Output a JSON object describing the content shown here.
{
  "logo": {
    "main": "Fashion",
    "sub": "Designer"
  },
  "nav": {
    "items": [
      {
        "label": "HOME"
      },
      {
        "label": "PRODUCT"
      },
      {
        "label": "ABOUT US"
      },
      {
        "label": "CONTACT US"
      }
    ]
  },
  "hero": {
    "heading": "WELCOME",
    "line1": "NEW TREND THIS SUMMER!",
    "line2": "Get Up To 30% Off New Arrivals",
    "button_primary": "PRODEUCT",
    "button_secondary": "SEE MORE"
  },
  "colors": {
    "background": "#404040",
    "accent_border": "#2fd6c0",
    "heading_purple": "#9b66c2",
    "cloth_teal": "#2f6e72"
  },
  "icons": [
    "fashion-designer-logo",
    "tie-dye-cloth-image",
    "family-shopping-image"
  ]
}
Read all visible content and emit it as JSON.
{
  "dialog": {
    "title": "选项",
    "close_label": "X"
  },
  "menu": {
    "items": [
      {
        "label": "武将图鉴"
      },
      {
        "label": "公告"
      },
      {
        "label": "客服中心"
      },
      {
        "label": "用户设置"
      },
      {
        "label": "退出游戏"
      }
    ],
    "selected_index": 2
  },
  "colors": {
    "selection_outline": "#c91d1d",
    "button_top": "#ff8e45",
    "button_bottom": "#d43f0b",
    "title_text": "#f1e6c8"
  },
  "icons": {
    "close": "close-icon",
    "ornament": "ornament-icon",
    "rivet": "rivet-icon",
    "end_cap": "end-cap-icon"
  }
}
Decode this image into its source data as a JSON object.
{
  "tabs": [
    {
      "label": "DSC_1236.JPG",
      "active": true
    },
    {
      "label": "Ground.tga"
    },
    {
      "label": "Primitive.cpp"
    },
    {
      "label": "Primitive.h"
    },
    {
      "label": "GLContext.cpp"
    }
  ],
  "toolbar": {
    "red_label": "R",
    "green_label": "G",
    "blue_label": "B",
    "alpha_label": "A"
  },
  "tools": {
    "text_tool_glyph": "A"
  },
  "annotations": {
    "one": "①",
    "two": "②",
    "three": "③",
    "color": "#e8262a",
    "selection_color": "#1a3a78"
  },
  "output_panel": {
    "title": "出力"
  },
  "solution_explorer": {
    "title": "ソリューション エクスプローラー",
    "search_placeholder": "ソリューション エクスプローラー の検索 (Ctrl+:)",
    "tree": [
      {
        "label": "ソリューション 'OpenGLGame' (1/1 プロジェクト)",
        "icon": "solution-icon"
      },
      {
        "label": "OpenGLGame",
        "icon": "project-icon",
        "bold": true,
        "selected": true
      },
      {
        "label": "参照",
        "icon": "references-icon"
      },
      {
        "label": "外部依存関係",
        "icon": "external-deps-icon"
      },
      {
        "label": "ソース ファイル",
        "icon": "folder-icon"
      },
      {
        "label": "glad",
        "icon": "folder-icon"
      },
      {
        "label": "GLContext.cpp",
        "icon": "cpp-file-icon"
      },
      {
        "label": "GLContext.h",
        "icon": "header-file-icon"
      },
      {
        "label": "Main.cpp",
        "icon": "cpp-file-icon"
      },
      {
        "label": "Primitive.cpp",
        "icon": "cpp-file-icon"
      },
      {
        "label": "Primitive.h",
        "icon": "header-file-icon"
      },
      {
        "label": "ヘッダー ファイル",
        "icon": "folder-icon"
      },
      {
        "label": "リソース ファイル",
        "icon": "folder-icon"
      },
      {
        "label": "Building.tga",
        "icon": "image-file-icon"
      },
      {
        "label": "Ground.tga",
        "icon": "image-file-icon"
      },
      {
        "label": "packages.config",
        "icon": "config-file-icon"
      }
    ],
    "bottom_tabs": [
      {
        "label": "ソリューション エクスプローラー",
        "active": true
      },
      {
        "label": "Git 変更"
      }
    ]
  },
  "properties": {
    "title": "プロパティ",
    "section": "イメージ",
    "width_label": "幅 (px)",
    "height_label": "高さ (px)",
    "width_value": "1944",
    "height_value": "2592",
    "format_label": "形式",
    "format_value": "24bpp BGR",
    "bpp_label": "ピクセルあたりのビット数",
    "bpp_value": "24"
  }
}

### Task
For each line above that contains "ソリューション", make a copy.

### Expected answer
    "title": "ソリューション エクスプローラー",
    "search_placeholder": "ソリューション エクスプローラー の検索 (Ctrl+:)",
        "label": "ソリューション 'OpenGLGame' (1/1 プロジェクト)",
        "label": "ソリューション エクスプローラー",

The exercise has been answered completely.